Sunday, August 2, 2015
Celebrating 5 years today as an ex-smoker.
Looking to quit? Tell yourself it will be easy instead of hard because your mind believes what you tell it. I wholeheartedly believe this because for me it was easy. I quit cold turkey and never experienced any cravings or withdrawals. Notable factors surrounding my quitting included drinking a ton of water and sweating profusely the few days prior which likely helped with withdrawal of the toxins from my system. I also really wanted to quit and towards the end, was choosing to be very conscious of every action- from the horrible taste, to the way it burned my throat on each inhale.
My habit was to light up each morning when I woke. That morning, August 2nd 2010, I took out a cigarette and looked at it and said to myself, "I could light this, or I could go for a walk." I chose to go for a walk. When I returned, I said, "I could smoke this now, or I could just be done with it." And that was that.
Changing a habit means changing your behavior. What if you make yourself get up at 3:00am to smoke? Would you like it as much? What if you made yourself walk backwards around the block every time you lit up? This might sound silly, but just see what happens when you shift the habits surrounding your habits.
Can I tell you about the elephant that used to live on my chest? Within just a few weeks of quitting, I noticed how much easier if was to walk up a big hill by my house. I said that it felt like there used to be an elephant sitting on my chest that had finally got up and left.
It is sometimes common to gain weight when people quit smoking. My weight was stable for a year after I quit. I began to gain weight after a year and then within a year and a half after that, was at my heaviest. I know that I was stress eating a very poor diet and quite sedentary. Being peri-menopausal for an eternity probably wasn't helping.
In October of 2012 I began taking a few yoga classes here and there. In June of 2013 I cut almost all refined sugar and refined flour from my diet and began to focus on eating more fruits, veg, and whole grains. In 2014 I set a goal to do yoga once a week. I finished the year having done it between 1-3 times a week. In 2015 I set a goal of twice a week, and with yoga teacher training, have surpassed that.
The last time I was on a scale, I was down roughly 35 pounds from my heaviest. It could be a little more than that right now. I've gone from barely fitting in 2XL clothes to L and XL. The inches lost through yoga have been quite dramatic.

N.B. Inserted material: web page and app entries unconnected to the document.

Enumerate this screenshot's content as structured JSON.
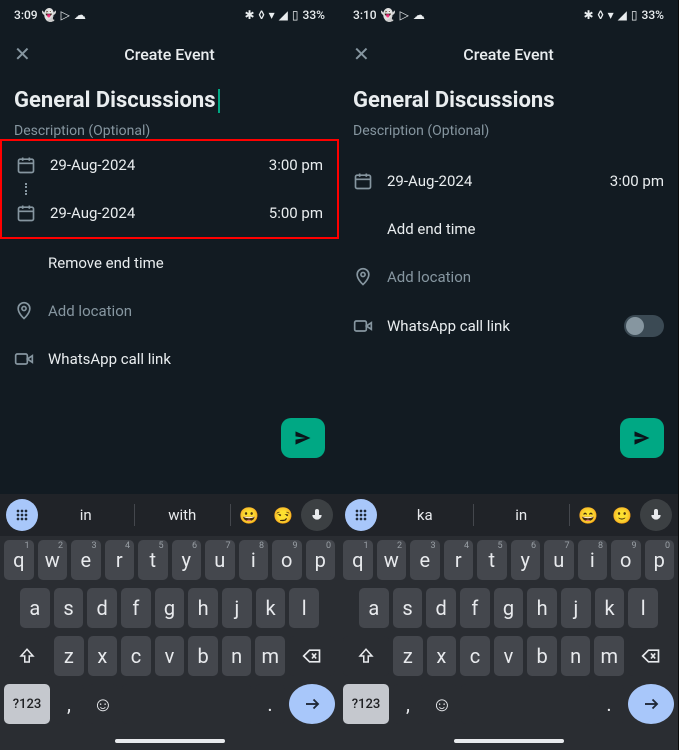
{
  "left": {
    "status": {
      "time": "3:09",
      "battery": "33%"
    },
    "title": "Create Event",
    "event_title": "General Discussions",
    "description_placeholder": "Description (Optional)",
    "start": {
      "date": "29-Aug-2024",
      "time": "3:00 pm"
    },
    "end": {
      "date": "29-Aug-2024",
      "time": "5:00 pm"
    },
    "remove_end_label": "Remove end time",
    "add_location_label": "Add location",
    "call_link_label": "WhatsApp call link",
    "suggestions": [
      "in",
      "with"
    ],
    "fab_bottom": "292px"
  },
  "right": {
    "status": {
      "time": "3:10",
      "battery": "33%"
    },
    "title": "Create Event",
    "event_title": "General Discussions",
    "description_placeholder": "Description (Optional)",
    "start": {
      "date": "29-Aug-2024",
      "time": "3:00 pm"
    },
    "add_end_label": "Add end time",
    "add_location_label": "Add location",
    "call_link_label": "WhatsApp call link",
    "suggestions": [
      "ka",
      "in"
    ],
    "fab_bottom": "292px"
  },
  "keyboard": {
    "row1": [
      "q",
      "w",
      "e",
      "r",
      "t",
      "y",
      "u",
      "i",
      "o",
      "p"
    ],
    "nums": [
      "1",
      "2",
      "3",
      "4",
      "5",
      "6",
      "7",
      "8",
      "9",
      "0"
    ],
    "row2": [
      "a",
      "s",
      "d",
      "f",
      "g",
      "h",
      "j",
      "k",
      "l"
    ],
    "row3": [
      "z",
      "x",
      "c",
      "v",
      "b",
      "n",
      "m"
    ],
    "sym": "?123",
    "comma": ",",
    "period": "."
  }
}
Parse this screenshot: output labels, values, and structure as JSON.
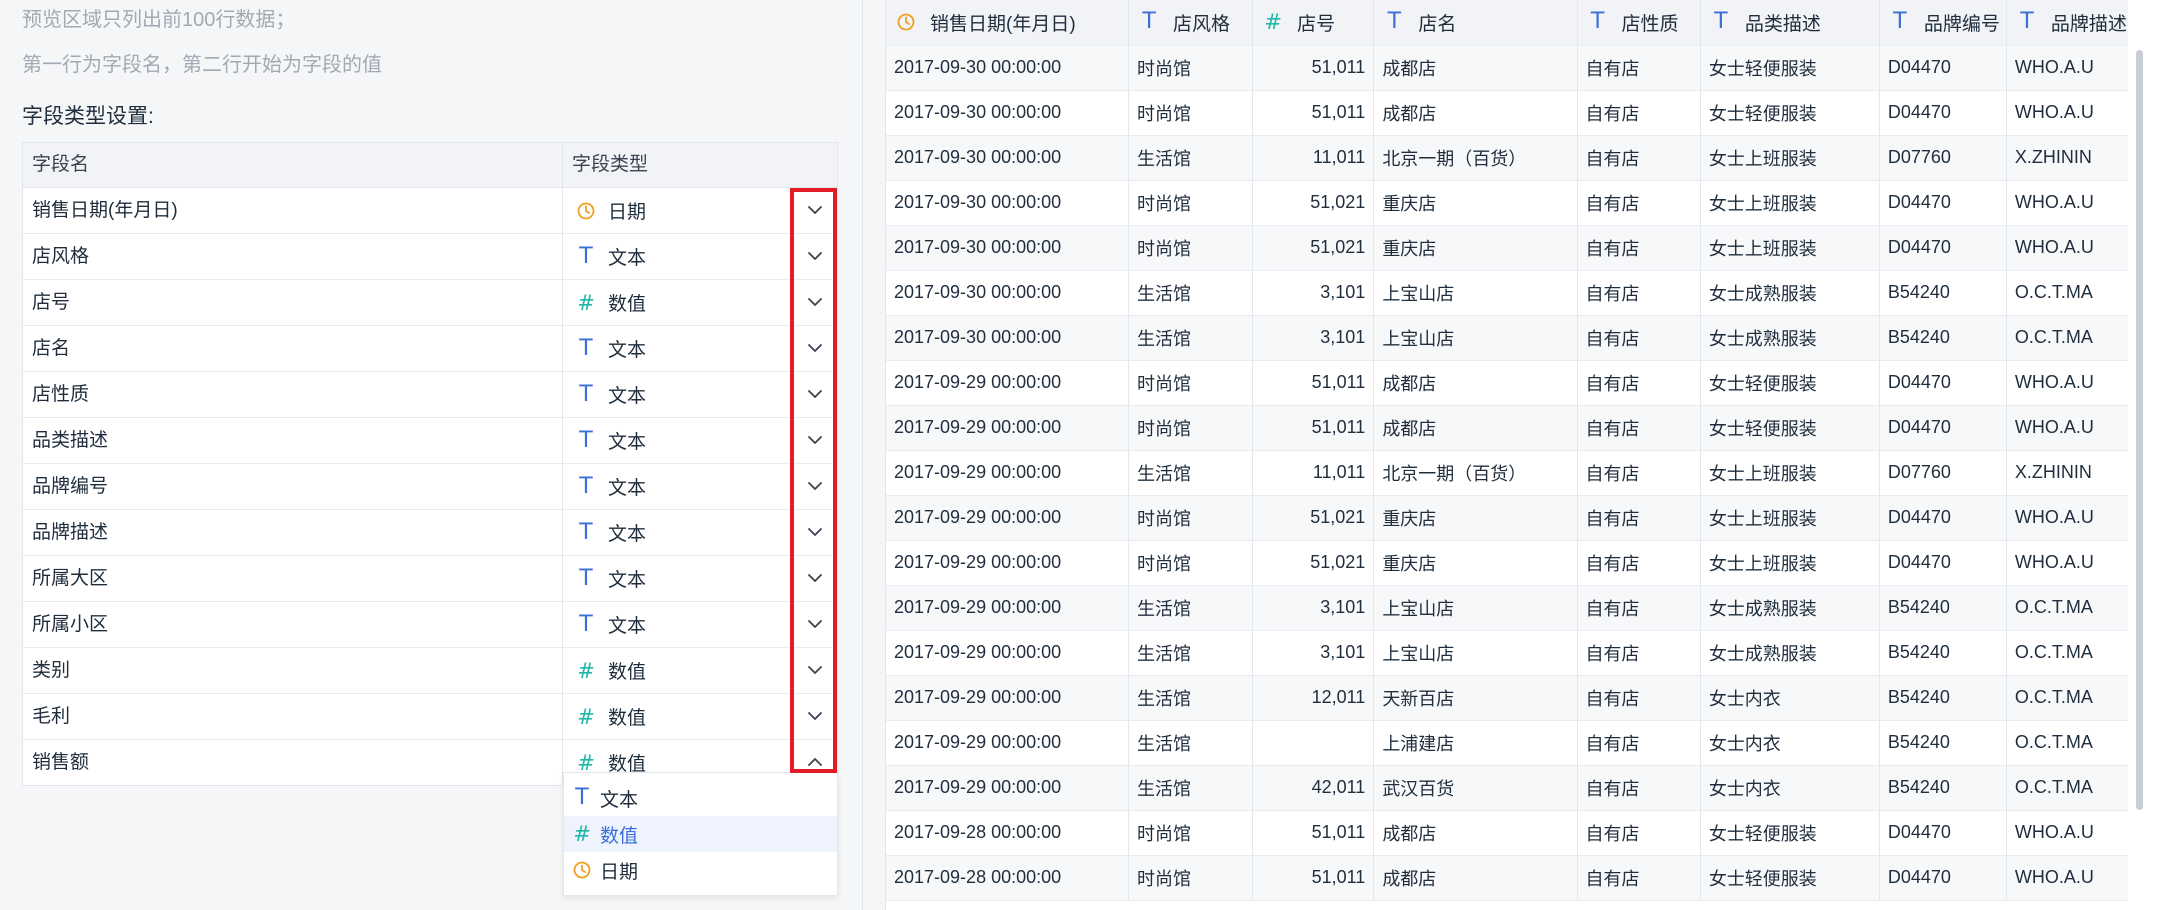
{
  "hints": {
    "line1": "预览区域只列出前100行数据；",
    "line2": "第一行为字段名，第二行开始为字段的值"
  },
  "section_title": "字段类型设置:",
  "field_table": {
    "headers": [
      "字段名",
      "字段类型"
    ],
    "rows": [
      {
        "name": "销售日期(年月日)",
        "type": "日期",
        "icon": "clock-icon",
        "chevron": "chevron-down-icon"
      },
      {
        "name": "店风格",
        "type": "文本",
        "icon": "text-type-icon",
        "chevron": "chevron-down-icon"
      },
      {
        "name": "店号",
        "type": "数值",
        "icon": "number-type-icon",
        "chevron": "chevron-down-icon"
      },
      {
        "name": "店名",
        "type": "文本",
        "icon": "text-type-icon",
        "chevron": "chevron-down-icon"
      },
      {
        "name": "店性质",
        "type": "文本",
        "icon": "text-type-icon",
        "chevron": "chevron-down-icon"
      },
      {
        "name": "品类描述",
        "type": "文本",
        "icon": "text-type-icon",
        "chevron": "chevron-down-icon"
      },
      {
        "name": "品牌编号",
        "type": "文本",
        "icon": "text-type-icon",
        "chevron": "chevron-down-icon"
      },
      {
        "name": "品牌描述",
        "type": "文本",
        "icon": "text-type-icon",
        "chevron": "chevron-down-icon"
      },
      {
        "name": "所属大区",
        "type": "文本",
        "icon": "text-type-icon",
        "chevron": "chevron-down-icon"
      },
      {
        "name": "所属小区",
        "type": "文本",
        "icon": "text-type-icon",
        "chevron": "chevron-down-icon"
      },
      {
        "name": "类别",
        "type": "数值",
        "icon": "number-type-icon",
        "chevron": "chevron-down-icon"
      },
      {
        "name": "毛利",
        "type": "数值",
        "icon": "number-type-icon",
        "chevron": "chevron-down-icon"
      },
      {
        "name": "销售额",
        "type": "数值",
        "icon": "number-type-icon",
        "chevron": "chevron-up-icon"
      }
    ]
  },
  "dropdown": {
    "options": [
      {
        "label": "文本",
        "icon": "text-type-icon",
        "selected": false
      },
      {
        "label": "数值",
        "icon": "number-type-icon",
        "selected": true
      },
      {
        "label": "日期",
        "icon": "clock-icon",
        "selected": false
      }
    ]
  },
  "colors": {
    "highlight_box": "#e21c26",
    "text_icon": "#3a6fd8",
    "number_icon": "#1fb7a6",
    "date_icon": "#f0a020",
    "selected_option": "#3a6fd8"
  },
  "preview": {
    "columns": [
      {
        "label": "销售日期(年月日)",
        "icon": "clock-icon",
        "align": "left"
      },
      {
        "label": "店风格",
        "icon": "text-type-icon",
        "align": "left"
      },
      {
        "label": "店号",
        "icon": "number-type-icon",
        "align": "right"
      },
      {
        "label": "店名",
        "icon": "text-type-icon",
        "align": "left"
      },
      {
        "label": "店性质",
        "icon": "text-type-icon",
        "align": "left"
      },
      {
        "label": "品类描述",
        "icon": "text-type-icon",
        "align": "left"
      },
      {
        "label": "品牌编号",
        "icon": "text-type-icon",
        "align": "left"
      },
      {
        "label": "品牌描述",
        "icon": "text-type-icon",
        "align": "left"
      }
    ],
    "rows": [
      [
        "2017-09-30 00:00:00",
        "时尚馆",
        "51,011",
        "成都店",
        "自有店",
        "女士轻便服装",
        "D04470",
        "WHO.A.U"
      ],
      [
        "2017-09-30 00:00:00",
        "时尚馆",
        "51,011",
        "成都店",
        "自有店",
        "女士轻便服装",
        "D04470",
        "WHO.A.U"
      ],
      [
        "2017-09-30 00:00:00",
        "生活馆",
        "11,011",
        "北京一期（百货）",
        "自有店",
        "女士上班服装",
        "D07760",
        "X.ZHININ"
      ],
      [
        "2017-09-30 00:00:00",
        "时尚馆",
        "51,021",
        "重庆店",
        "自有店",
        "女士上班服装",
        "D04470",
        "WHO.A.U"
      ],
      [
        "2017-09-30 00:00:00",
        "时尚馆",
        "51,021",
        "重庆店",
        "自有店",
        "女士上班服装",
        "D04470",
        "WHO.A.U"
      ],
      [
        "2017-09-30 00:00:00",
        "生活馆",
        "3,101",
        "上宝山店",
        "自有店",
        "女士成熟服装",
        "B54240",
        "O.C.T.MA"
      ],
      [
        "2017-09-30 00:00:00",
        "生活馆",
        "3,101",
        "上宝山店",
        "自有店",
        "女士成熟服装",
        "B54240",
        "O.C.T.MA"
      ],
      [
        "2017-09-29 00:00:00",
        "时尚馆",
        "51,011",
        "成都店",
        "自有店",
        "女士轻便服装",
        "D04470",
        "WHO.A.U"
      ],
      [
        "2017-09-29 00:00:00",
        "时尚馆",
        "51,011",
        "成都店",
        "自有店",
        "女士轻便服装",
        "D04470",
        "WHO.A.U"
      ],
      [
        "2017-09-29 00:00:00",
        "生活馆",
        "11,011",
        "北京一期（百货）",
        "自有店",
        "女士上班服装",
        "D07760",
        "X.ZHININ"
      ],
      [
        "2017-09-29 00:00:00",
        "时尚馆",
        "51,021",
        "重庆店",
        "自有店",
        "女士上班服装",
        "D04470",
        "WHO.A.U"
      ],
      [
        "2017-09-29 00:00:00",
        "时尚馆",
        "51,021",
        "重庆店",
        "自有店",
        "女士上班服装",
        "D04470",
        "WHO.A.U"
      ],
      [
        "2017-09-29 00:00:00",
        "生活馆",
        "3,101",
        "上宝山店",
        "自有店",
        "女士成熟服装",
        "B54240",
        "O.C.T.MA"
      ],
      [
        "2017-09-29 00:00:00",
        "生活馆",
        "3,101",
        "上宝山店",
        "自有店",
        "女士成熟服装",
        "B54240",
        "O.C.T.MA"
      ],
      [
        "2017-09-29 00:00:00",
        "生活馆",
        "12,011",
        "天新百店",
        "自有店",
        "女士内衣",
        "B54240",
        "O.C.T.MA"
      ],
      [
        "2017-09-29 00:00:00",
        "生活馆",
        "",
        "上浦建店",
        "自有店",
        "女士内衣",
        "B54240",
        "O.C.T.MA"
      ],
      [
        "2017-09-29 00:00:00",
        "生活馆",
        "42,011",
        "武汉百货",
        "自有店",
        "女士内衣",
        "B54240",
        "O.C.T.MA"
      ],
      [
        "2017-09-28 00:00:00",
        "时尚馆",
        "51,011",
        "成都店",
        "自有店",
        "女士轻便服装",
        "D04470",
        "WHO.A.U"
      ],
      [
        "2017-09-28 00:00:00",
        "时尚馆",
        "51,011",
        "成都店",
        "自有店",
        "女士轻便服装",
        "D04470",
        "WHO.A.U"
      ]
    ]
  }
}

I can honestly say that at 44 and at my heaviest, I had literally and completely given up. I would look in the mirror at my naked body and think to myself, "I guess this is just going to be how it is forever." I moved like an old person. Lacking body awareness, when walking, my foot didn't always go where my mind wanted me to place it.
One of the key factors in deciding to try yoga was seeing a 71 year old woman yogi move like a 40 year old. I thought to myself, "There must be something to it if she can still move with such ease." Thankfully, I was right.

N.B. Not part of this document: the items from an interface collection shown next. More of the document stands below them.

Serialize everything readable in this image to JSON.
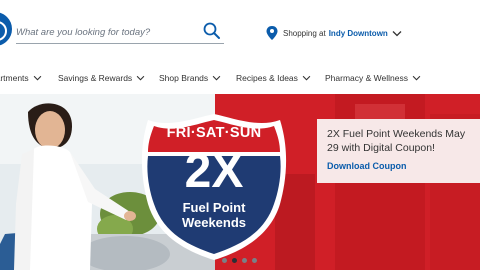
{
  "header": {
    "search": {
      "placeholder": "What are you looking for today?"
    },
    "store": {
      "prefix": "Shopping at",
      "location": "Indy Downtown"
    }
  },
  "nav": {
    "items": [
      {
        "label": "Departments"
      },
      {
        "label": "Savings & Rewards"
      },
      {
        "label": "Shop Brands"
      },
      {
        "label": "Recipes & Ideas"
      },
      {
        "label": "Pharmacy & Wellness"
      }
    ]
  },
  "hero": {
    "shield": {
      "days": "FRI·SAT·SUN",
      "multiplier": "2X",
      "line1": "Fuel Point",
      "line2": "Weekends"
    },
    "promo": {
      "title": "2X Fuel Point Weekends May 29 with Digital Coupon!",
      "link": "Download Coupon"
    },
    "carousel": {
      "total": 4,
      "active": 1
    }
  },
  "colors": {
    "brand_blue": "#0b5cab",
    "hero_red": "#d01f27",
    "shield_navy": "#1f3b73"
  }
}
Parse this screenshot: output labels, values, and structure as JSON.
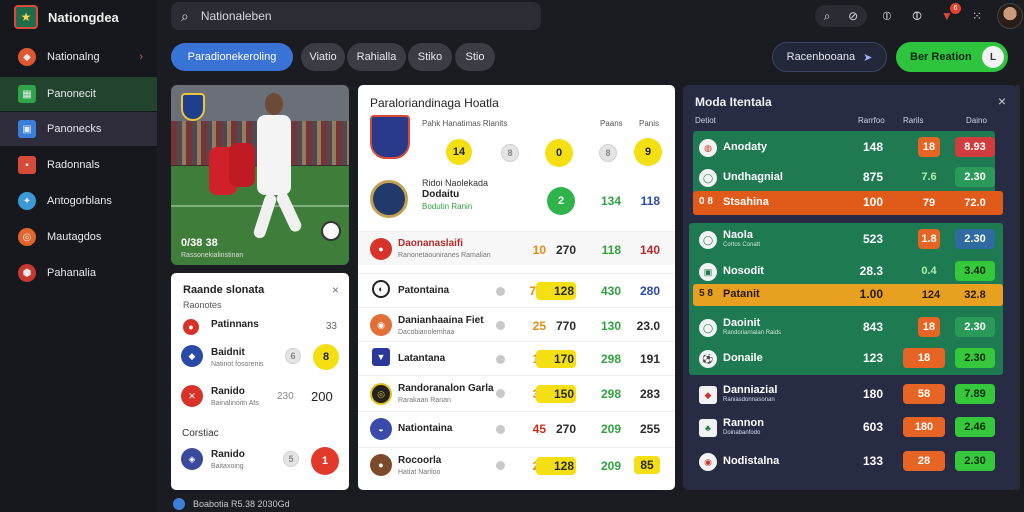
{
  "brand": {
    "name": "Nationgdea",
    "logo_icon": "crest-logo"
  },
  "sidebar": {
    "items": [
      {
        "label": "Nationalng",
        "icon": "shield-icon",
        "color": "#e0572f",
        "chevron": "›"
      },
      {
        "label": "Panonecit",
        "icon": "calendar-icon",
        "color": "#2fa54a"
      },
      {
        "label": "Panonecks",
        "icon": "grid-icon",
        "color": "#3a7fd8"
      },
      {
        "label": "Radonnals",
        "icon": "flag-icon",
        "color": "#d64a3a"
      },
      {
        "label": "Antogorblans",
        "icon": "star-icon",
        "color": "#3a9ad8"
      },
      {
        "label": "Mautagdos",
        "icon": "ring-icon",
        "color": "#e2642a"
      },
      {
        "label": "Pahanalia",
        "icon": "badge-icon",
        "color": "#c7382f"
      }
    ]
  },
  "search": {
    "value": "Nationaleben",
    "icon": "search-icon"
  },
  "topbar": {
    "notif_count": "6"
  },
  "filters": [
    {
      "label": "Paradionekeroling"
    },
    {
      "label": "Viatio"
    },
    {
      "label": "Rahialla"
    },
    {
      "label": "Stiko"
    },
    {
      "label": "Stio"
    }
  ],
  "actions": {
    "secondary": "Racenbooana",
    "primary": "Ber Reation",
    "knob": "L"
  },
  "hero": {
    "caption": "0/38 38",
    "subtitle": "Rassonekialinstinan"
  },
  "left_card": {
    "title": "Raande slonata",
    "subtitle": "Raonotes",
    "close": "×",
    "rows": [
      {
        "name": "Patinnans",
        "meta": "",
        "score": "33"
      },
      {
        "name": "Baidnit",
        "meta": "Natinot fosorenis",
        "odd": "6",
        "pick": "8"
      },
      {
        "name": "Ranido",
        "meta": "Bainalinoitn Ats",
        "odd": "230",
        "pick": "200"
      }
    ],
    "section": "Corstiac",
    "last": {
      "name": "Ranido",
      "meta": "Baitaxoing",
      "odd": "5",
      "pick": "1"
    }
  },
  "mid_card": {
    "title": "Paraloriandinaga Hoatla",
    "header_left": "Pahk Hanatimas Rlanits",
    "header_right": [
      "Paans",
      "Panis"
    ],
    "top": [
      {
        "c1": "14",
        "c2": "8",
        "c3": "0",
        "c4": "8",
        "c5": "9"
      },
      {
        "name": "Ridoi Naolekada",
        "sub1": "Dodaitu",
        "sub2": "Bodutin Ranin",
        "c1": "2",
        "c2": "134",
        "c3": "118"
      }
    ],
    "rows": [
      {
        "name": "Daonanaslaifi",
        "meta": "Ranonetaouniranes Ramalian",
        "a": "10",
        "b": "270",
        "c": "118",
        "d": "140"
      },
      {
        "name": "Patontaina",
        "meta": "",
        "a": "7.4",
        "b": "128",
        "c": "430",
        "d": "280"
      },
      {
        "name": "Danianhaaina Fiet",
        "meta": "Dacobianolemhaa",
        "a": "25",
        "b": "770",
        "c": "130",
        "d": "23.0"
      },
      {
        "name": "Latantana",
        "meta": "",
        "a": "15",
        "b": "170",
        "c": "298",
        "d": "191"
      },
      {
        "name": "Randoranalon Garla",
        "meta": "Rarakaan Ranan",
        "a": "33",
        "b": "150",
        "c": "298",
        "d": "283"
      },
      {
        "name": "Nationtaina",
        "meta": "",
        "a": "45",
        "b": "270",
        "c": "209",
        "d": "255"
      },
      {
        "name": "Rocoorla",
        "meta": "Hatiat Nariloo",
        "a": "25",
        "b": "128",
        "c": "209",
        "d": "85"
      }
    ]
  },
  "right_card": {
    "title": "Moda Itentala",
    "close": "×",
    "head": [
      "Detiot",
      "Rarrfoo",
      "Rarils",
      "Daino"
    ],
    "rows": [
      {
        "name": "Anodaty",
        "val": "148",
        "a": "18",
        "b": "8.93",
        "sub": ""
      },
      {
        "name": "Undhagnial",
        "val": "875",
        "a": "7.6",
        "b": "2.30",
        "sub": ""
      },
      {
        "name": "Stsahina",
        "prefix": "0 8",
        "val": "100",
        "a": "79",
        "b": "72.0",
        "sub": ""
      },
      {
        "name": "Naola",
        "val": "523",
        "a": "1.8",
        "b": "2.30",
        "sub": "Cortos Conatt"
      },
      {
        "name": "Nosodit",
        "val": "28.3",
        "a": "0.4",
        "b": "3.40",
        "sub": ""
      },
      {
        "name": "Patanit",
        "prefix": "5 8",
        "val": "1.00",
        "a": "124",
        "b": "32.8",
        "sub": ""
      },
      {
        "name": "Daoinit",
        "val": "843",
        "a": "18",
        "b": "2.30",
        "sub": "Randoriarnalan Raids"
      },
      {
        "name": "Donaile",
        "val": "123",
        "a": "18",
        "b": "2.30",
        "sub": ""
      },
      {
        "name": "Danniazial",
        "val": "180",
        "a": "58",
        "b": "7.89",
        "sub": "Raniasdonnasonan"
      },
      {
        "name": "Rannon",
        "val": "603",
        "a": "180",
        "b": "2.46",
        "sub": "Doinabanfodo"
      },
      {
        "name": "Nodistalna",
        "val": "133",
        "a": "28",
        "b": "2.30",
        "sub": ""
      }
    ]
  },
  "footer": {
    "text": "Boabotia R5.38 2030Gd"
  },
  "colors": {
    "accent": "#3a73d6",
    "cta": "#2fc43e",
    "hot": "#e76524"
  }
}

I'm writing all this to let you know that you have choice. That you can change. That you aren't alone. That you have the power to do it. That sometimes it will be challenging but that the benefits will greatly outweigh any temporary discomforts.
I do believe that change is easiest when you really want it. Do you want it? Yes? Then now is the time.
With much love,
Stephanie Smith 08/02/15
Monday, June 29, 2015
Monday, March 2, 2015
When someone recently asked me, "How do you decide what you are going to paint?" I realized that I hadn't really ever thought much about it. The simple answer, is intuition.
When I make the decision to show up, (to be creative) I'll always feel a pull towards one thing or another. That thing could be "gesso a bunch of canvases" or "draw this outline" or "make a piece based on tonal variation" or "work on drawing the figure". As the results of these efforts as well as the creative process itself is often pleasing to me, (sometimes eliciting a much needed emotional release of some sort) I've come to trust this way of working. This means often working on many pieces at a time - though if I have to complete something for an exhibition, I am able to focus my efforts as needed.
If the question is based on design, I'd say that I work in a spontaneous, yet informed manner. I've drawn and painted literally thousands of mandalas over the years and from those studies, I believe that I have developed an individual artistic language. Certain shapes, forms and colors will resonate more than others and I feel an intuitive pull to repeat them. (I suppose this is one way an individual artist develops their style.) I also spend a fair amount of time looking at art and design (modern: late 1880s through the 1960s, and also primitive mark making from a variety of cultures and wisdom traditions) and allow myself to play with any individual elements as they inspire me.
If the question is about what to paint first or next within a specific design, as in, why am I working on one area of a piece over another, I'll often work on what I "see" first. Sometimes that means sitting and staring at a piece until I understand what I need to do, or else it means taking risks, (and painting over them if it doesn't work out) or it could mean taking a photo of a piece and test painting it on my iPad before committing paint to canvas.
The center of this piece will be bright red- but first, I paint a few coats of red mixed with white to make the semi transparent red POP ovet top of the black gesso. PS: This piece will be hung on a diagonal when complete.